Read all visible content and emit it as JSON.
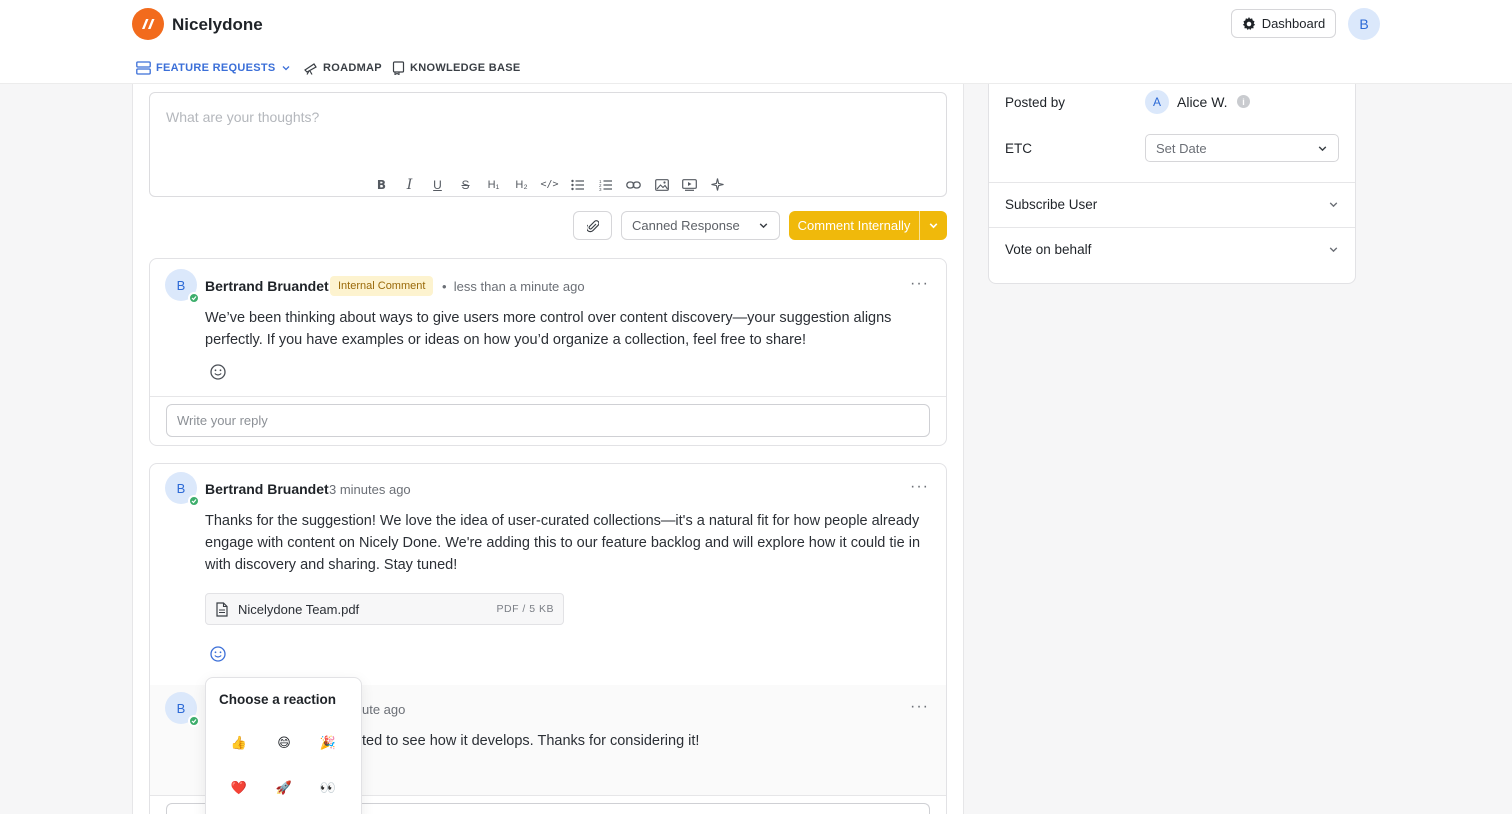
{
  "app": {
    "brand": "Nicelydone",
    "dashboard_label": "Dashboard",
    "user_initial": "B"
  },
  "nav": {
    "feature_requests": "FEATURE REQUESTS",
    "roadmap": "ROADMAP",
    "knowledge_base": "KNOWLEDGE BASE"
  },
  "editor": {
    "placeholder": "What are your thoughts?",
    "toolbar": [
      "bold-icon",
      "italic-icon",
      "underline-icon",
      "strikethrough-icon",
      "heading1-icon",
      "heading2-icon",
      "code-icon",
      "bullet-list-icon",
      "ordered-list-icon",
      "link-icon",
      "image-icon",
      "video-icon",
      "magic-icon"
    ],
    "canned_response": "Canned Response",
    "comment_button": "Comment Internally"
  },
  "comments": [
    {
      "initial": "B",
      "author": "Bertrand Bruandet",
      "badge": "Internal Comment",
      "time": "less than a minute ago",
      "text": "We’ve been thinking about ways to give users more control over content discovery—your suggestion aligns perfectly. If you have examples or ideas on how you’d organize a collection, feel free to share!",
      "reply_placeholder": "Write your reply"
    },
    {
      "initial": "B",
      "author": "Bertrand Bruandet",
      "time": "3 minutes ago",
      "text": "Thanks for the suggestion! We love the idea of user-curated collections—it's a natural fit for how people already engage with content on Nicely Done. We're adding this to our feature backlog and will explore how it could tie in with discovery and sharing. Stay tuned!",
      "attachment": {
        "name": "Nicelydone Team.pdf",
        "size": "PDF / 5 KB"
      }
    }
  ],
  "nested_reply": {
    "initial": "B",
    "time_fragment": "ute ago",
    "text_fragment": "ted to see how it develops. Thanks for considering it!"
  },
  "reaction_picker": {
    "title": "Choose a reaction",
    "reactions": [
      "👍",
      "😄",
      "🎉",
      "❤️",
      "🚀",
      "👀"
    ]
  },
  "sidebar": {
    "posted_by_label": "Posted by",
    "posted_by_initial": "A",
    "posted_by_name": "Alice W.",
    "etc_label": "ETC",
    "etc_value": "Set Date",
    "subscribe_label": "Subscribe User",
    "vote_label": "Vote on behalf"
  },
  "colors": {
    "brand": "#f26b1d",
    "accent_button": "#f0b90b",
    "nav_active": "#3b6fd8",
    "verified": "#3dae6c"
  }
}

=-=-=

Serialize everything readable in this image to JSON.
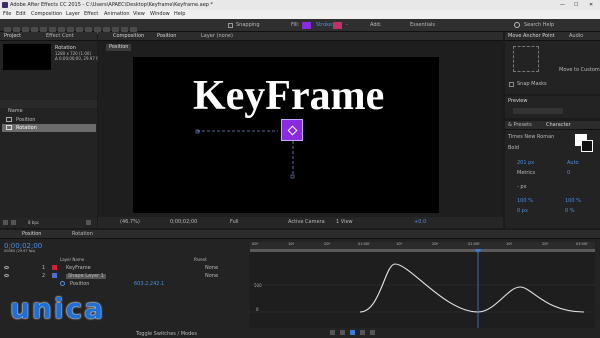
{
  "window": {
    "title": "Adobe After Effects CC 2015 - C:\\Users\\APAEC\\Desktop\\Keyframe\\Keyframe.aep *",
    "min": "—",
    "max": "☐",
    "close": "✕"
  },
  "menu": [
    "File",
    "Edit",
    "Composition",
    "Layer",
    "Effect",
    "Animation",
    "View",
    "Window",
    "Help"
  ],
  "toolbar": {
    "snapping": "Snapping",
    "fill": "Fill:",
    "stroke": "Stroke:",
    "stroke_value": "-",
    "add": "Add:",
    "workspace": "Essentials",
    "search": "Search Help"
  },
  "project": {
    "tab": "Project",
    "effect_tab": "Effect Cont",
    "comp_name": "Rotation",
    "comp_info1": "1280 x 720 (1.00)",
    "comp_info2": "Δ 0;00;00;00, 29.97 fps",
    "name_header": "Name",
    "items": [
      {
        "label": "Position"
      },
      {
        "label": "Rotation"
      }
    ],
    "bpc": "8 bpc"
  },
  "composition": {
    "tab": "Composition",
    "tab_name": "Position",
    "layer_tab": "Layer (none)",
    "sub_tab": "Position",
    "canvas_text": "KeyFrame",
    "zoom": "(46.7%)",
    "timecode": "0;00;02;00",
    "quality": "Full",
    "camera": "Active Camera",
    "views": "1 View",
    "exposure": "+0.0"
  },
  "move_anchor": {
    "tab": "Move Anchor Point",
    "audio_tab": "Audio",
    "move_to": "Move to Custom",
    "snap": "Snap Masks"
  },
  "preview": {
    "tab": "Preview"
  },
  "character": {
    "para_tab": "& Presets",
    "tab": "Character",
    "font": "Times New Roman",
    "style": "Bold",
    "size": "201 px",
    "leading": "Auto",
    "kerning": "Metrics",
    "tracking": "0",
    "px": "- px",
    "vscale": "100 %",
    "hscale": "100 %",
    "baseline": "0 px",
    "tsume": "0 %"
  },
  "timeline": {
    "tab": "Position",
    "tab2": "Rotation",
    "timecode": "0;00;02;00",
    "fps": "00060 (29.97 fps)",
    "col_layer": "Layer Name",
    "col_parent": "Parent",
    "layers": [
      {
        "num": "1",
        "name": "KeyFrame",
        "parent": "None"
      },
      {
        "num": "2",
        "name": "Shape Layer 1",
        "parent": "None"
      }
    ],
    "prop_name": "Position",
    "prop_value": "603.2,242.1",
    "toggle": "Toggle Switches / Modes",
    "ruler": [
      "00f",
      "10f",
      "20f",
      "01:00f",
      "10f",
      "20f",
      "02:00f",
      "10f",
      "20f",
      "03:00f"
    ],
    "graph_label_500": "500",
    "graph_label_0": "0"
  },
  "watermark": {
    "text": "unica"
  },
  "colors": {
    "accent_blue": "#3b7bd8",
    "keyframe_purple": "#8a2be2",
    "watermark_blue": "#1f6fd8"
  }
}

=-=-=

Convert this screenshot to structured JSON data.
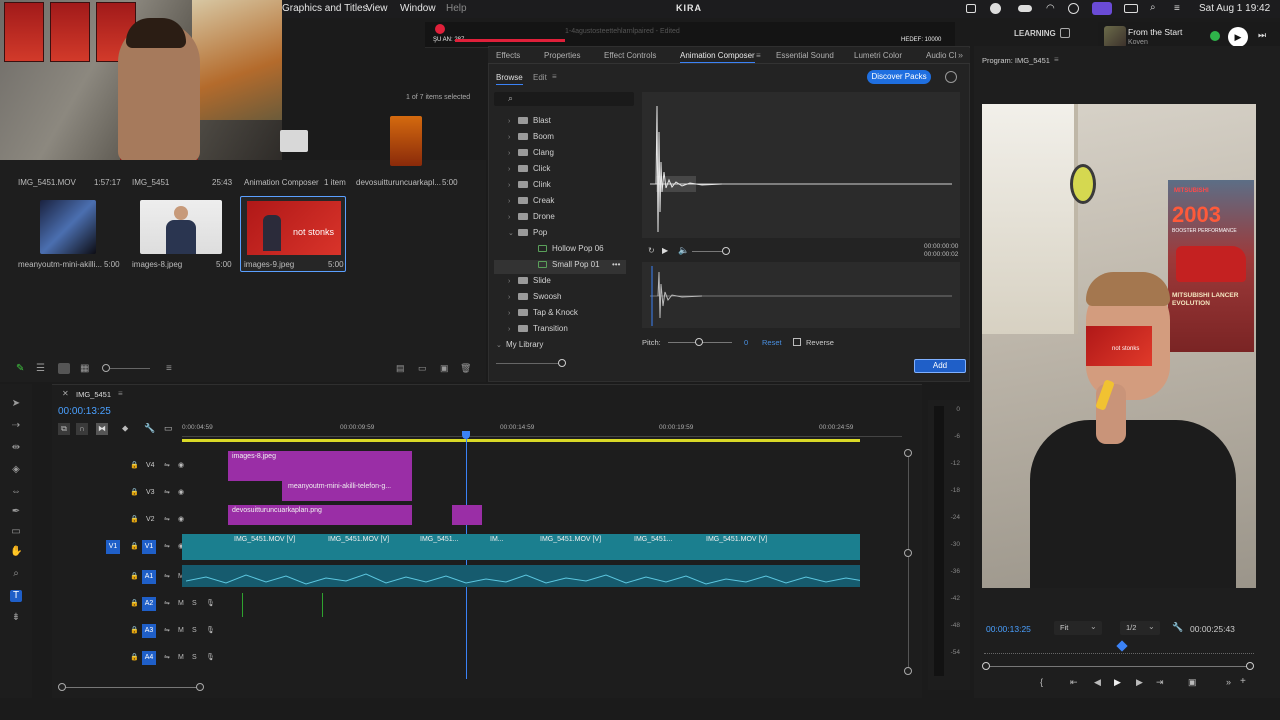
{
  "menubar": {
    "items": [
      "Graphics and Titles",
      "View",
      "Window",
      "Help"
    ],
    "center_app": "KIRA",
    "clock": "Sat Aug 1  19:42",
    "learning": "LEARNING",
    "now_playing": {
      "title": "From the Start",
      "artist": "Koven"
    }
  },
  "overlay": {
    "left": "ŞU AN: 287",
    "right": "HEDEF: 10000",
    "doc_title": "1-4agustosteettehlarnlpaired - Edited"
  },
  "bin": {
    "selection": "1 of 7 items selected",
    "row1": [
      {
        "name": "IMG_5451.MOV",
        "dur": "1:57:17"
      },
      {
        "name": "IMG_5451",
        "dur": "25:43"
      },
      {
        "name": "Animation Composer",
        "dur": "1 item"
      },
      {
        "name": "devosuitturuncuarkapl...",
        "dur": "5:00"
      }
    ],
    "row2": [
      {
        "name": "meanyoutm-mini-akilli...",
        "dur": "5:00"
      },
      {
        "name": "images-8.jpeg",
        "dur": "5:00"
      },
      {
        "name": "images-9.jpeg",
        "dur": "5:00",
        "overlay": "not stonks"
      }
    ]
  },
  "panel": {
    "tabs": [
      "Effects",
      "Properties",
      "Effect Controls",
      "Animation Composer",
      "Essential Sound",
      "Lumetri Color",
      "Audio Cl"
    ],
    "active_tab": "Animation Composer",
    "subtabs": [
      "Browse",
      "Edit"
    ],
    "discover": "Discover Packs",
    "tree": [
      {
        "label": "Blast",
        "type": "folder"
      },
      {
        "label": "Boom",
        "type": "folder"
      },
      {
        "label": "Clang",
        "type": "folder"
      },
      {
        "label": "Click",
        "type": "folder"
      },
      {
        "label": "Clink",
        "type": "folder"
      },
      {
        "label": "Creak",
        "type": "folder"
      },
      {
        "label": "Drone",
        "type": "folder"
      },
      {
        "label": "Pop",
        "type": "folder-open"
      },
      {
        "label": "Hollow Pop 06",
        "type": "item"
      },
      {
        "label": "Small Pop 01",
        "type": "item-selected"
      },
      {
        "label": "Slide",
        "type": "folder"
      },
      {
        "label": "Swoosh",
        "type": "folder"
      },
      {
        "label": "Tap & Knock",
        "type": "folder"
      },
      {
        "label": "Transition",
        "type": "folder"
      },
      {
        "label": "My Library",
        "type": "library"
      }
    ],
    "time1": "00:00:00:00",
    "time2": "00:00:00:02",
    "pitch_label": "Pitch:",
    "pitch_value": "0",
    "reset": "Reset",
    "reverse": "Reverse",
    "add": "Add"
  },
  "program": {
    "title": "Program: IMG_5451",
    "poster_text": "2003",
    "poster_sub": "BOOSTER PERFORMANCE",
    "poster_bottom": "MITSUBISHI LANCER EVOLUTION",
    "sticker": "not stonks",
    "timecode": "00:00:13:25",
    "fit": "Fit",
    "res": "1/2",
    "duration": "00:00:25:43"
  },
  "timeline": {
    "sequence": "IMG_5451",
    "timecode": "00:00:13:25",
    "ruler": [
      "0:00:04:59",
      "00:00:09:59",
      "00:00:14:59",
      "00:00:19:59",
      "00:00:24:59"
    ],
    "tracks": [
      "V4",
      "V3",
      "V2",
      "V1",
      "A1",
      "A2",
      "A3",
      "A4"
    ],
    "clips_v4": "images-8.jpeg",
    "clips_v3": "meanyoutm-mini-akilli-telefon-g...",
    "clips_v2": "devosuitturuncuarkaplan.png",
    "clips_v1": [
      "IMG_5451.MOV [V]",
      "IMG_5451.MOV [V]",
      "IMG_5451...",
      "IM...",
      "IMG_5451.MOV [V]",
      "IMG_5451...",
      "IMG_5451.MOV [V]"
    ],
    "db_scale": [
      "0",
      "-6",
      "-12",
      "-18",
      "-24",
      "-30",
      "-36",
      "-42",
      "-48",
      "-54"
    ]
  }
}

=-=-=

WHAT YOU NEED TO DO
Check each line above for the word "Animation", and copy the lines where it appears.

RESPONSE FOR THIS EXERCISE
    "Animation",
        "name": "Animation Composer",
      "Animation Composer",
    "active_tab": "Animation Composer",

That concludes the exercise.